(Data about app and page elements)
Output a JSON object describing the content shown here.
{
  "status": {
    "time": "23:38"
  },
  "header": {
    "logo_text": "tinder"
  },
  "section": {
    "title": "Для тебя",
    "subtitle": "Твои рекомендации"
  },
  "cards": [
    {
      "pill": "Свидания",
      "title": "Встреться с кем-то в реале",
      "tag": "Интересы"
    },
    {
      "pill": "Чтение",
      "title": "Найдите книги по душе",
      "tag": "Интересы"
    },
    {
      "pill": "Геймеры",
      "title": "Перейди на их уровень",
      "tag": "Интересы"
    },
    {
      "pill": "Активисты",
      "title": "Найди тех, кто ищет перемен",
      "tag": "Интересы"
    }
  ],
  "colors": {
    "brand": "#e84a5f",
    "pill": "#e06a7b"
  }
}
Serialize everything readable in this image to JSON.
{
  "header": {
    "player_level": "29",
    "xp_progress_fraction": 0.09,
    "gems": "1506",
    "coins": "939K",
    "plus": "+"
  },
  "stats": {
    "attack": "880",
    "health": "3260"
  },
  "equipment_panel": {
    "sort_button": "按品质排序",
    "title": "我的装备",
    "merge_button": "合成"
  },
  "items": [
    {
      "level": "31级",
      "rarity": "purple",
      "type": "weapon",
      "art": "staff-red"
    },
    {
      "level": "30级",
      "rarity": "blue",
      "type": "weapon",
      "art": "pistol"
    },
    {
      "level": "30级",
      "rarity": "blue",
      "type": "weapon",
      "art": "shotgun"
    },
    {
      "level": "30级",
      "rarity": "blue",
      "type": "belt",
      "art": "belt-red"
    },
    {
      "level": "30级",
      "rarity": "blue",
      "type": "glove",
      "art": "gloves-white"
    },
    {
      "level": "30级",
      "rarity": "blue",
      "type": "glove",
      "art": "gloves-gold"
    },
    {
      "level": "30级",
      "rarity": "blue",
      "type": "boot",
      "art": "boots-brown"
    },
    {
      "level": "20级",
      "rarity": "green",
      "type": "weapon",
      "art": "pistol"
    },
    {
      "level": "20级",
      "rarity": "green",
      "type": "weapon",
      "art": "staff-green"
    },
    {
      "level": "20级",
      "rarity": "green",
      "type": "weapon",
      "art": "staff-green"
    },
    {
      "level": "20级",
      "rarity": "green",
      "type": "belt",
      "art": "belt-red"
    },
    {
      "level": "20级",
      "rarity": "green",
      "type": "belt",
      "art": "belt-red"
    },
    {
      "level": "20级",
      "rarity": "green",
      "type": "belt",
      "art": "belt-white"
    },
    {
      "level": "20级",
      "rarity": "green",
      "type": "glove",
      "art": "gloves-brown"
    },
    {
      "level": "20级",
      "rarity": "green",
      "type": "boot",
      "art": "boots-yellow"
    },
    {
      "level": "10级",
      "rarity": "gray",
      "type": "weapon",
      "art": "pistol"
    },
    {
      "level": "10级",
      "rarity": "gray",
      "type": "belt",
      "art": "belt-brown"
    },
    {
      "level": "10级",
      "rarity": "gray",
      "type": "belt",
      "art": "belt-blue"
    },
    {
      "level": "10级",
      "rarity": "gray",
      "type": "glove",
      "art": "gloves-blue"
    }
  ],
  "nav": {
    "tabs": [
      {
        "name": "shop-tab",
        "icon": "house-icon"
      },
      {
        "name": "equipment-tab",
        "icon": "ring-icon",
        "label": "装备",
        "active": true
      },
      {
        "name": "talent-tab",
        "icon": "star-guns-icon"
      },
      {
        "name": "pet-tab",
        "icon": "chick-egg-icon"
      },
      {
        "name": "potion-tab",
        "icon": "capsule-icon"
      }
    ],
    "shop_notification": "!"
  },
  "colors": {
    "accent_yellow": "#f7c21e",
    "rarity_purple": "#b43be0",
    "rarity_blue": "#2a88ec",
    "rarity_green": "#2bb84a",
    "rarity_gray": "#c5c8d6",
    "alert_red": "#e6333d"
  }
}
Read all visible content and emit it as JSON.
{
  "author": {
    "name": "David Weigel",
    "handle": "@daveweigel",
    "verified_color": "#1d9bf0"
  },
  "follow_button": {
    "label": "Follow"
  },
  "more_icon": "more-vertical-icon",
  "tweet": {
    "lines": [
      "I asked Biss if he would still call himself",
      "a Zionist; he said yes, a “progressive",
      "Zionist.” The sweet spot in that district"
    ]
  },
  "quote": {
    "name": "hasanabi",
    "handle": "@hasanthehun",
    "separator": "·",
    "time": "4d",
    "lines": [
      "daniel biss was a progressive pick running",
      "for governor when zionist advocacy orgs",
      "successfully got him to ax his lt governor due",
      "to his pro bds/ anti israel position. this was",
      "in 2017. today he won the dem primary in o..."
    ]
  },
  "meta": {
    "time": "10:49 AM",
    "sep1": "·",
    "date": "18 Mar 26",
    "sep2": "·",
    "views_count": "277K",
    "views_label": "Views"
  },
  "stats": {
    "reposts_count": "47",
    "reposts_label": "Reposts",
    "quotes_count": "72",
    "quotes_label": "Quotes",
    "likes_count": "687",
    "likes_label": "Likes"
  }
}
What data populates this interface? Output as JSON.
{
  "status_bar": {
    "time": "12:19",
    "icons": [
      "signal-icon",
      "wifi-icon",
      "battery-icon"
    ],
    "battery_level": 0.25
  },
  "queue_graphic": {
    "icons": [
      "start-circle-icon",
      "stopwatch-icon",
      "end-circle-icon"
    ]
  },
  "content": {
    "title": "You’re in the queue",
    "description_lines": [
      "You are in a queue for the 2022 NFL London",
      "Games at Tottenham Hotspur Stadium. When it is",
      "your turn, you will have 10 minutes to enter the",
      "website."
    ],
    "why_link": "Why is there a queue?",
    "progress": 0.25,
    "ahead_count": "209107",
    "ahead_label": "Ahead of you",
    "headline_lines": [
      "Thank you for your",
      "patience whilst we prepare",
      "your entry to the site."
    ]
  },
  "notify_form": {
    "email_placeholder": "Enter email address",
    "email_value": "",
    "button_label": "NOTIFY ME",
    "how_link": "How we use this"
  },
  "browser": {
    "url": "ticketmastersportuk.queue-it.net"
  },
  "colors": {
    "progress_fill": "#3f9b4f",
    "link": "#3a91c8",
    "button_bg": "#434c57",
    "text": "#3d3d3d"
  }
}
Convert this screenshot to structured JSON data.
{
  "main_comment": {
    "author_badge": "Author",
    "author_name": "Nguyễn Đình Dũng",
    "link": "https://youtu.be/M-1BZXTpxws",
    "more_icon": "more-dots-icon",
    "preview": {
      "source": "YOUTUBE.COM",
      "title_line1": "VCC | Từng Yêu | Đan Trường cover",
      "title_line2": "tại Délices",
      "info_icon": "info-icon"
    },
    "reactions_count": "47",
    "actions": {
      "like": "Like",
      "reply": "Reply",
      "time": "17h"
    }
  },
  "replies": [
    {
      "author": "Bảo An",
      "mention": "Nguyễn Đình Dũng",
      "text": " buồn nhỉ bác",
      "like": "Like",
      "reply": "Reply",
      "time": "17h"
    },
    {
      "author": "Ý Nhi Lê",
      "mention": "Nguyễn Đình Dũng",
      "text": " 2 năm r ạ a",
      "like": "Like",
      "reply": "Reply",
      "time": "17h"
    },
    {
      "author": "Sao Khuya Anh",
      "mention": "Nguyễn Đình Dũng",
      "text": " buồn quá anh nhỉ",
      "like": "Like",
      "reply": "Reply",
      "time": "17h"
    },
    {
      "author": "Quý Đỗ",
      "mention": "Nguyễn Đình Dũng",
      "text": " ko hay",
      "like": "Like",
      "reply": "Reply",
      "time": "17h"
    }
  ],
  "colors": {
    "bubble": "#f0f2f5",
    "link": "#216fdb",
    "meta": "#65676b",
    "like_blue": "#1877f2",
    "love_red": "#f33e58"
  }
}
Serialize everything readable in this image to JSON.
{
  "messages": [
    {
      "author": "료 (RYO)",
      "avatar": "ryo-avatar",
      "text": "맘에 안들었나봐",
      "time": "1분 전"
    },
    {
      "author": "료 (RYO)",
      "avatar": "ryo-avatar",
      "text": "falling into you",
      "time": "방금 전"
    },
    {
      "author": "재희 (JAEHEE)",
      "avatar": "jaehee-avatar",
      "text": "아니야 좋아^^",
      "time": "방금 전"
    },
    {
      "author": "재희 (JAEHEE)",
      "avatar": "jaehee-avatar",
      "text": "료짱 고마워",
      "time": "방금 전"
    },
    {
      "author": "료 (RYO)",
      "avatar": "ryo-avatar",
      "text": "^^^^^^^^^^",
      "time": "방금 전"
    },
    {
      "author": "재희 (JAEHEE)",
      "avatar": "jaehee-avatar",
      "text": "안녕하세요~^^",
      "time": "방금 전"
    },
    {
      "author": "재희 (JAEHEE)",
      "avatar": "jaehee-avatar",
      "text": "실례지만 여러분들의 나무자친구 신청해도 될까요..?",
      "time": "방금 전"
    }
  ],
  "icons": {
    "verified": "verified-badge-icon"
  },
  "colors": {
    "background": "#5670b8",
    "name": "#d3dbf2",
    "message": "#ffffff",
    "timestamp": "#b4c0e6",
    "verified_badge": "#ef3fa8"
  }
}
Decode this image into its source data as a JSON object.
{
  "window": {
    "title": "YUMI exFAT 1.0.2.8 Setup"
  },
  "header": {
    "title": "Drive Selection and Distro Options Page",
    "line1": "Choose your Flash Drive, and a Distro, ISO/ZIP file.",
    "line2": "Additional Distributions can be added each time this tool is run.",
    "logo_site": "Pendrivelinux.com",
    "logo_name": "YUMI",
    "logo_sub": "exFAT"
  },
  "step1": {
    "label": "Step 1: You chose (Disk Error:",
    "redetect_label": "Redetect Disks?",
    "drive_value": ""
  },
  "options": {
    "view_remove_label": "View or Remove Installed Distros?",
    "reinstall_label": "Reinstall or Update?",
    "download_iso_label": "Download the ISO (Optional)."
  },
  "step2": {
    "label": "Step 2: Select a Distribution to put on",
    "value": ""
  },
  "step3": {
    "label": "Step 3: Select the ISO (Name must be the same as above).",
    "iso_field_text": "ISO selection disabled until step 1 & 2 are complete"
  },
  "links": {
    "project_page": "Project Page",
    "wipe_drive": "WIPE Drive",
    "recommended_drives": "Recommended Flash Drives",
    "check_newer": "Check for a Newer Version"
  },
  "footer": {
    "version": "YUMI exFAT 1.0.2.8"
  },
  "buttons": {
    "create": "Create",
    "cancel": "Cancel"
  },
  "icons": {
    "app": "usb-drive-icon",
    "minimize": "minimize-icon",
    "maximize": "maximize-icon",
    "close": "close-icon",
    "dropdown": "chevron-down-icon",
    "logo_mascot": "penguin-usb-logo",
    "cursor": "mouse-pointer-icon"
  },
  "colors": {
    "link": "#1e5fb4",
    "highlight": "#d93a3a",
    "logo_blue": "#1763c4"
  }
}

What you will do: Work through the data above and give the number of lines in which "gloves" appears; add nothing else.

Answer below: 4